→ **Exercise objective**
Omit images. Retype all entries verbatim.

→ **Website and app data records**
------------------------------------------------

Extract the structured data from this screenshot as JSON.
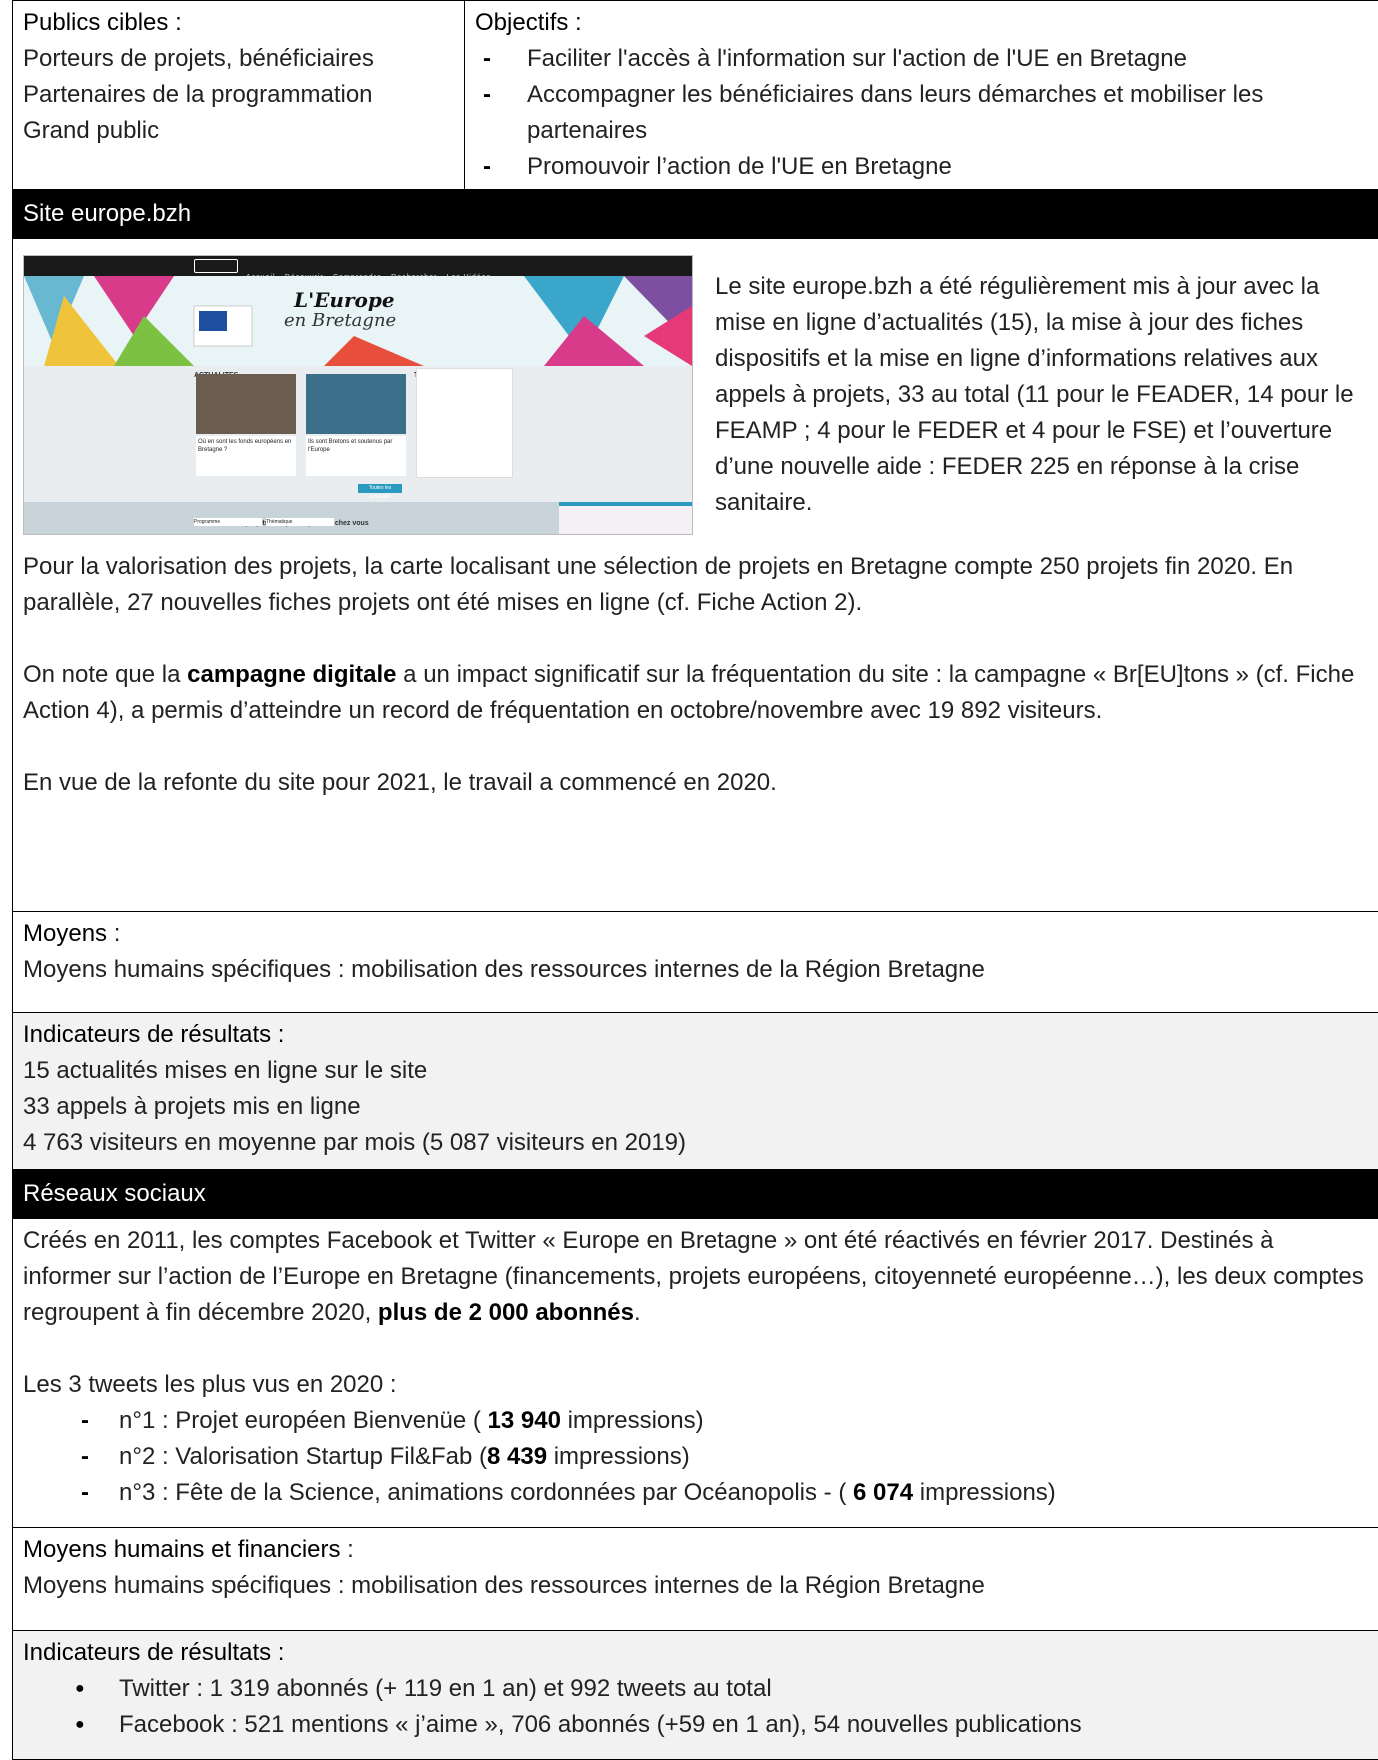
{
  "top": {
    "publics_heading": "Publics cibles :",
    "publics": [
      "Porteurs de projets, bénéficiaires",
      "Partenaires de la programmation",
      "Grand public"
    ],
    "objectifs_heading": "Objectifs :",
    "objectifs": [
      "Faciliter l'accès à l'information sur l'action de l'UE en Bretagne",
      "Accompagner les bénéficiaires dans leurs démarches et mobiliser les partenaires",
      "Promouvoir l’action de l'UE en Bretagne"
    ]
  },
  "site": {
    "heading": "Site europe.bzh",
    "screenshot": {
      "nav": [
        "Accueil",
        "Découvrir",
        "Comprendre",
        "Rechercher",
        "Les Vidéos"
      ],
      "banner_title": "L'Europe",
      "banner_subtitle": "en Bretagne",
      "col_actualites": "ACTUALITES",
      "col_tweets": "TWEETS",
      "news1": "Où en sont les fonds européens en Bretagne ?",
      "news2": "Ils sont Bretons et soutenus par l'Europe",
      "button": "Toutes les actualités",
      "map_title": "Découvrez des projets européens près de chez vous",
      "select1": "Programme",
      "select2": "Thématique"
    },
    "side_text": "Le site europe.bzh a été régulièrement mis à jour avec la mise en ligne d’actualités (15), la mise à jour des fiches dispositifs et la mise en ligne d’informations relatives aux appels à projets, 33 au total (11 pour le FEADER, 14 pour le FEAMP ; 4 pour le FEDER et 4 pour le FSE) et l’ouverture d’une nouvelle aide : FEDER 225 en réponse à la crise sanitaire.",
    "para1": "Pour la valorisation des projets, la carte localisant une sélection de projets en Bretagne compte 250 projets fin 2020. En parallèle, 27 nouvelles fiches projets ont été mises en ligne (cf. Fiche Action 2).",
    "para2_pre": "On note que la ",
    "para2_bold": "campagne digitale",
    "para2_post": " a un impact significatif sur la fréquentation du site : la campagne « Br[EU]tons » (cf. Fiche Action 4), a permis d’atteindre un record de fréquentation en octobre/novembre avec 19 892 visiteurs.",
    "para3": "En vue de la refonte du site pour 2021, le travail a commencé en 2020."
  },
  "moyens1": {
    "heading": "Moyens",
    "colon": " :",
    "text": "Moyens humains spécifiques : mobilisation des ressources internes de la Région Bretagne"
  },
  "indic1": {
    "heading": "Indicateurs de résultats :",
    "items": [
      "15 actualités mises en ligne sur le site",
      "33 appels à projets mis en ligne",
      "4 763 visiteurs en moyenne par mois (5 087 visiteurs en 2019)"
    ]
  },
  "reseaux": {
    "heading": "Réseaux sociaux",
    "intro_pre": "Créés en 2011, les comptes Facebook et Twitter « Europe en Bretagne » ont été réactivés en février 2017. Destinés à informer sur l’action de l’Europe en Bretagne (financements, projets européens, citoyenneté européenne…), les deux comptes regroupent à fin décembre 2020, ",
    "intro_bold": "plus de 2 000 abonnés",
    "intro_post": ".",
    "tweets_heading": "Les 3 tweets les plus vus en 2020 :",
    "tweets": [
      {
        "pre": "n°1 : Projet européen Bienvenüe ( ",
        "num": "13 940",
        "post": " impressions)"
      },
      {
        "pre": "n°2 : Valorisation Startup Fil&Fab (",
        "num": "8 439",
        "post": " impressions)"
      },
      {
        "pre": "n°3 : Fête de la Science, animations cordonnées par Océanopolis - ( ",
        "num": "6 074",
        "post": " impressions)"
      }
    ]
  },
  "moyens2": {
    "heading": "Moyens humains et financiers",
    "colon": " :",
    "text": "Moyens humains spécifiques : mobilisation des ressources internes de la Région Bretagne"
  },
  "indic2": {
    "heading": "Indicateurs de résultats :",
    "items": [
      "Twitter : 1 319 abonnés (+ 119 en 1 an) et 992 tweets au total",
      "Facebook : 521 mentions « j’aime », 706 abonnés (+59 en 1 an), 54 nouvelles publications"
    ]
  }
}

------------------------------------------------

→ **Task response**
Extract the structured data from this screenshot as JSON.
{
  "top": {
    "publics_heading": "Publics cibles :",
    "publics": [
      "Porteurs de projets, bénéficiaires",
      "Partenaires de la programmation",
      "Grand public"
    ],
    "objectifs_heading": "Objectifs :",
    "objectifs": [
      "Faciliter l'accès à l'information sur l'action de l'UE en Bretagne",
      "Accompagner les bénéficiaires dans leurs démarches et mobiliser les partenaires",
      "Promouvoir l’action de l'UE en Bretagne"
    ]
  },
  "site": {
    "heading": "Site europe.bzh",
    "screenshot": {
      "nav": [
        "Accueil",
        "Découvrir",
        "Comprendre",
        "Rechercher",
        "Les Vidéos"
      ],
      "banner_title": "L'Europe",
      "banner_subtitle": "en Bretagne",
      "col_actualites": "ACTUALITES",
      "col_tweets": "TWEETS",
      "news1": "Où en sont les fonds européens en Bretagne ?",
      "news2": "Ils sont Bretons et soutenus par l'Europe",
      "button": "Toutes les actualités",
      "map_title": "Découvrez des projets européens près de chez vous",
      "select1": "Programme",
      "select2": "Thématique"
    },
    "side_text": "Le site europe.bzh a été régulièrement mis à jour avec la mise en ligne d’actualités (15), la mise à jour des fiches dispositifs et la mise en ligne d’informations relatives aux appels à projets, 33 au total (11 pour le FEADER, 14 pour le FEAMP ; 4 pour le FEDER et 4 pour le FSE) et l’ouverture d’une nouvelle aide : FEDER 225 en réponse à la crise sanitaire.",
    "para1": "Pour la valorisation des projets, la carte localisant une sélection de projets en Bretagne compte 250 projets fin 2020. En parallèle, 27 nouvelles fiches projets ont été mises en ligne (cf. Fiche Action 2).",
    "para2_pre": "On note que la ",
    "para2_bold": "campagne digitale",
    "para2_post": " a un impact significatif sur la fréquentation du site : la campagne « Br[EU]tons » (cf. Fiche Action 4), a permis d’atteindre un record de fréquentation en octobre/novembre avec 19 892 visiteurs.",
    "para3": "En vue de la refonte du site pour 2021, le travail a commencé en 2020."
  },
  "moyens1": {
    "heading": "Moyens",
    "colon": " :",
    "text": "Moyens humains spécifiques : mobilisation des ressources internes de la Région Bretagne"
  },
  "indic1": {
    "heading": "Indicateurs de résultats :",
    "items": [
      "15 actualités mises en ligne sur le site",
      "33 appels à projets mis en ligne",
      "4 763 visiteurs en moyenne par mois (5 087 visiteurs en 2019)"
    ]
  },
  "reseaux": {
    "heading": "Réseaux sociaux",
    "intro_pre": "Créés en 2011, les comptes Facebook et Twitter « Europe en Bretagne » ont été réactivés en février 2017. Destinés à informer sur l’action de l’Europe en Bretagne (financements, projets européens, citoyenneté européenne…), les deux comptes regroupent à fin décembre 2020, ",
    "intro_bold": "plus de 2 000 abonnés",
    "intro_post": ".",
    "tweets_heading": "Les 3 tweets les plus vus en 2020 :",
    "tweets": [
      {
        "pre": "n°1 : Projet européen Bienvenüe ( ",
        "num": "13 940",
        "post": " impressions)"
      },
      {
        "pre": "n°2 : Valorisation Startup Fil&Fab (",
        "num": "8 439",
        "post": " impressions)"
      },
      {
        "pre": "n°3 : Fête de la Science, animations cordonnées par Océanopolis - ( ",
        "num": "6 074",
        "post": " impressions)"
      }
    ]
  },
  "moyens2": {
    "heading": "Moyens humains et financiers",
    "colon": " :",
    "text": "Moyens humains spécifiques : mobilisation des ressources internes de la Région Bretagne"
  },
  "indic2": {
    "heading": "Indicateurs de résultats :",
    "items": [
      "Twitter : 1 319 abonnés (+ 119 en 1 an) et 992 tweets au total",
      "Facebook : 521 mentions « j’aime », 706 abonnés (+59 en 1 an), 54 nouvelles publications"
    ]
  }
}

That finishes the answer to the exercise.